  • Net-Zero Emissions
  • Resilient Communities
  • A Wellbeing Economy
  • Better, Greener Places

Unsurprisingly, the goal of addressing climate change features large.  Proposed policy changes include planning future development in a way that promotes zero-carbon living and reduces the need to travel by unsustainable modes of transport (promoting “20 Minute Neighbourhoods”); and accelerating a practical and outcome-focused approach to accelerating a transition to renewable and zero emissions heating in buildings.

The concept of the 20 Minute Neighbourhood has very much taken hold, and forms a key part of the Government’s policy proposals for creating resilient communities, reflecting a new approach to localism.  The detail of this key emerging concept is explained in more detail in here.

Importantly for house builders, the Position Statement recognises the essential contribution homes make to health and quality of life, and recognises that good quality housing is the “cornerstone of strong communities”.  There are some real positives, including a commitment to an infrastructure-first approach (recommended by the Infrastructure Commission for Scotland) and policies that actively support delivery and provide certainty to house builders and communities by providing good, shovel ready land.  However, those positives are tempered by proposals such as a stronger prioritisation of brownfield development over the release of greenfield land, and the “strengthening” of requirements for affordable housing provision.

Central to the government’s spatial strategy for better, greener places will be embedding the Place Principle throughout NPF4.  The “brownfield first” approach also features in this regard.  As does (again) the 20 Minute Neighbourhood.

The Position Statement is not a statement of policy.  It is an early indication of what we might expect to see in the draft NPF4, and a device for discussion and debate.  It is also not the be all and end all for housing delivery.  The final two pages of the Position Statement set out the collective approach that must be taken to delivering the four key outcomes, which will mean coordinating NPF4 with the Draft Infrastructure Plan, the National Transport Strategy, and the many other areas of planning reform such as Regional Spatial Strategies, Local Place Plans and Masterplan Consent Areas.

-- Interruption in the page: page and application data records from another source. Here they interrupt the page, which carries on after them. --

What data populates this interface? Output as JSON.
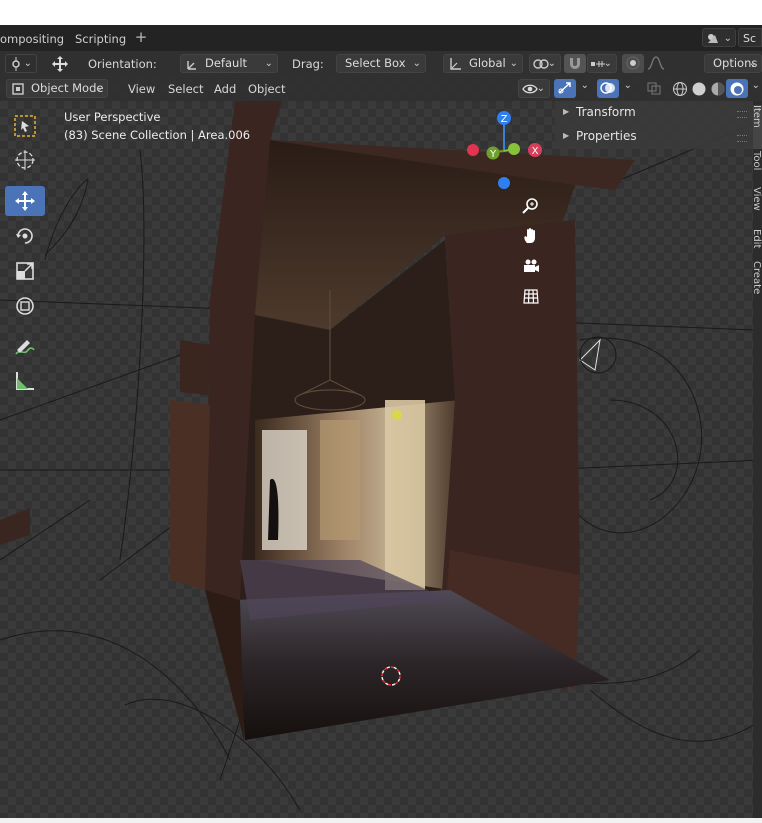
{
  "topbar": {
    "tabs": [
      "ompositing",
      "Scripting"
    ],
    "add_tab": "+",
    "scene_label": "Sc"
  },
  "tool_settings": {
    "orientation_label": "Orientation:",
    "orientation_value": "Default",
    "drag_label": "Drag:",
    "drag_value": "Select Box",
    "transform_orientation": "Global",
    "options_label": "Options"
  },
  "viewport_header": {
    "mode": "Object Mode",
    "menus": [
      "View",
      "Select",
      "Add",
      "Object"
    ]
  },
  "viewport": {
    "perspective": "User Perspective",
    "collection": "(83) Scene Collection | Area.006"
  },
  "gizmo": {
    "axes": [
      "X",
      "Y",
      "Z"
    ],
    "colors": {
      "x": "#d4405a",
      "y": "#6ea02a",
      "z": "#3c7fd8",
      "nx": "#e2344f",
      "ny": "#88c23a",
      "nz": "#2f7ff0"
    }
  },
  "nav_buttons": [
    "zoom-icon",
    "hand-pan-icon",
    "camera-icon",
    "grid-ortho-icon"
  ],
  "toolbar_tools": [
    "select-box-icon",
    "cursor-icon",
    "move-icon",
    "rotate-icon",
    "scale-icon",
    "transform-icon",
    "annotate-icon",
    "measure-icon"
  ],
  "n_panel": {
    "sections": [
      "Transform",
      "Properties"
    ],
    "tabs": [
      "Item",
      "Tool",
      "View",
      "Edit",
      "Create"
    ]
  },
  "colors": {
    "active_tool": "#4a73b8",
    "header_bg": "#303030"
  }
}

2020 was the year that did not happen for planning reform.  If Scotland is going to realise its ambitions, which includes good quality housing for all, 2021 is the year it has to happen.  In other words, 2021 must be “a massive year for planning in Scotland”.